With 2020 finally behind us and signs that the pandemic is fading, we thought that now might be a good time to look ahead into the future.
As part of our recent outreach to PT leaders to get their thoughts on the profession’s emerging trends (p.s., you can read all of our conversations and get the full guide here), we spoke with Dr. Larry Benz, PT, DPT, OCS, MBA, MAPP, Chief Executive Officer and President at Confluent Health. His family of physical therapy and occupational therapy companies operates in four areas, Benz told us. First and foremost, Confluent Health partners with independent practices, providing them with support and economies of scale. Separately, it has an occupational health and safety division offering PT and OT services directly to employers, and it runs a business called “Evidence In Motion,” Confluent’s reimagined health care education model which integrates evidence-based practice, top faculty from across the country, and a leading curriculum that combines online learning and collaboration with intensive hands-on lab experiences. Recently Confluent also partnered with PTPN, America’s largest network for rehabilitation private practice professionals.
Keet: What’s your take on how physical therapy has handled what most agree has been an exceptionally difficult stretch?
Benz: I think that all things considered, PTs have done well over the last year. As a profession, we’re climbing back. We’ve learned to do more with less and to be more innovative in several ways. At Confluent Health, we believe in leading with a mission and a culture of strong values, and it’s the same in practicing physical therapy. What we do in physical therapy is incredibly meaningful, impactful work. We’re fortunate that we get to help people get back to doing the things they love every day, and particularly during a time of national crisis where healthcare providers are the pandemic’s heroes.
Keet: Musculoskeletal disorders cost U.S. employers more than $800 billion per year in medical expenses and lost productivity. With the growing emphasis on value-based care, how can PTs bring this number down?

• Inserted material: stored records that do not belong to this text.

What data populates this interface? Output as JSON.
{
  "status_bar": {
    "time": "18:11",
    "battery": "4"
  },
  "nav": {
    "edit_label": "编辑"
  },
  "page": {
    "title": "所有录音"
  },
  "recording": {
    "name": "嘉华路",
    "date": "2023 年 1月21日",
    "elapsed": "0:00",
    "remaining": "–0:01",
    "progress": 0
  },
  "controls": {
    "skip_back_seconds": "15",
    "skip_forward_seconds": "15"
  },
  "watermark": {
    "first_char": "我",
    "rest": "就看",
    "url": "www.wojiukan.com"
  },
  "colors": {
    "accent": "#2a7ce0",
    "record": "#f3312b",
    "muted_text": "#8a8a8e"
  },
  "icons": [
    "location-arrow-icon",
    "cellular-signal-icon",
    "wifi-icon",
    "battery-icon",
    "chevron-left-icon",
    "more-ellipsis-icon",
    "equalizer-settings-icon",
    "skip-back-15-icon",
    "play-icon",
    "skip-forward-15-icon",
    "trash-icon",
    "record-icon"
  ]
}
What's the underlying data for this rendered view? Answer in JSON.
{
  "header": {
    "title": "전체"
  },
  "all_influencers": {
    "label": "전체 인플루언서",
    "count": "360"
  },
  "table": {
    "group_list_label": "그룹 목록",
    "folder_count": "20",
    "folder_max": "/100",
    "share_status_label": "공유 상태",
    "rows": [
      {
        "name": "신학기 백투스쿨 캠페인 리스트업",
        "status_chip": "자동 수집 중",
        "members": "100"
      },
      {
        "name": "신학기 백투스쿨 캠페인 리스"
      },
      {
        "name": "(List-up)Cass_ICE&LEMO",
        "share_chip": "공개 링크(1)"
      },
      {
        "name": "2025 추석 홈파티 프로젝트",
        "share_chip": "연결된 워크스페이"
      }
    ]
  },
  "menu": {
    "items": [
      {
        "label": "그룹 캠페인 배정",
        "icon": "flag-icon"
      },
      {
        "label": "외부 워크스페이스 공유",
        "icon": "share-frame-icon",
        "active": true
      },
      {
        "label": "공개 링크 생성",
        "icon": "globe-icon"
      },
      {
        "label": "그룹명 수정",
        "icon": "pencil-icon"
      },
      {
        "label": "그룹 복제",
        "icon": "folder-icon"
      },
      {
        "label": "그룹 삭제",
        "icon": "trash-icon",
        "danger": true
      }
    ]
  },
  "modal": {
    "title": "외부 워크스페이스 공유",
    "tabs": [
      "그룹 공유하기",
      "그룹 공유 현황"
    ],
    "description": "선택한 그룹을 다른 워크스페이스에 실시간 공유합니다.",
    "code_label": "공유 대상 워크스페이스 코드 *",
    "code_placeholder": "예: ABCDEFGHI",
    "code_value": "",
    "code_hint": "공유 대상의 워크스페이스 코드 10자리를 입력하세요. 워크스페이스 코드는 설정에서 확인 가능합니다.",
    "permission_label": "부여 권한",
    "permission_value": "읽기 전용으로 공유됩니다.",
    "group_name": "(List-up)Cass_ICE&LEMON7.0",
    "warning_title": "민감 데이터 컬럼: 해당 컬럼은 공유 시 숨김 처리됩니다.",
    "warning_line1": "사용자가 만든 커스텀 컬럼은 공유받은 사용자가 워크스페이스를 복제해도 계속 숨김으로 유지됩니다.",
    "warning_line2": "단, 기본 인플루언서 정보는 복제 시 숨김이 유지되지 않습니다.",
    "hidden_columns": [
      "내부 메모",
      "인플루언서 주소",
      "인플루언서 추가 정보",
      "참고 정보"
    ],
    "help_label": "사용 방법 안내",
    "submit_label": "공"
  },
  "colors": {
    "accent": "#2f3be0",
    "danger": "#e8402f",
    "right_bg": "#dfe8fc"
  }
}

Benz: It is my view that our best value-add in the healthcare system as PTs is as frontline musculoskeletal screeners—and we can provide that service directly to employers. When you do physical therapy first, there is less surgery, less injections, and less imaging, and that’s how you reduce expenses. Outpatient PT is a low-cost-provider business. If you can be low cost, you can be high value-add, and during a time of great change and economic headwinds, that is the right place to be– in the position of helping businesses and people. However, our industry is only reaching around 10% of the approximate 127 million annual musculoskeletal injuries in the United States. The best way to reduce costs is to increase that number to much higher than 10%.
Keet: It’s been an exciting time for physical therapy—COVID-19, the move to value-based care, adapting to new technologies like telehealth. Where do we go from here?
Benz: One thing everyone should be thinking about is MIPS [the Merit-based Incentive Payment System]. You don’t have to like MIPS, you just have to understand that it’s mandated. So if you are required to submit data and patient-reported outcomes measures, why not use the program to your advantage? Leverage it for your practice. Use it to keep your own therapists accountable via care delivery while also keeping your entire practice accountable to those that are paying for it.
Keet: Are there any aspects of care you think will be particularly important once the pandemic is over?
Benz: Behavioral health is going to be a huge piece. We’re all going to be treating patients post-COVID who are more overweight, are more addicted, and have more anxiety, depression and fear, and that combination is going to be tricky. You won’t just be treating patients for garden-variety low-back pain; it’s going to be low-back pain with apprehension, panic, metabolic disease, and other comorbidities. We’re going to need to be better about aligning with other providers for this—cognitive behavioral therapists, for example. If you ignore the behavioral health component, you’re not going to be able to do the best for your patient.
Keet: It sounds like the kind of physical therapy most PTs are interested in practicing anyway.
Benz: I think it is. In years past, we’ve wanted to take PT in the direction of fitness and wellness. While that is still laudable, the greater impact will be to incorporate behavioral health interventions. I like to refer to this as “PT-plus.”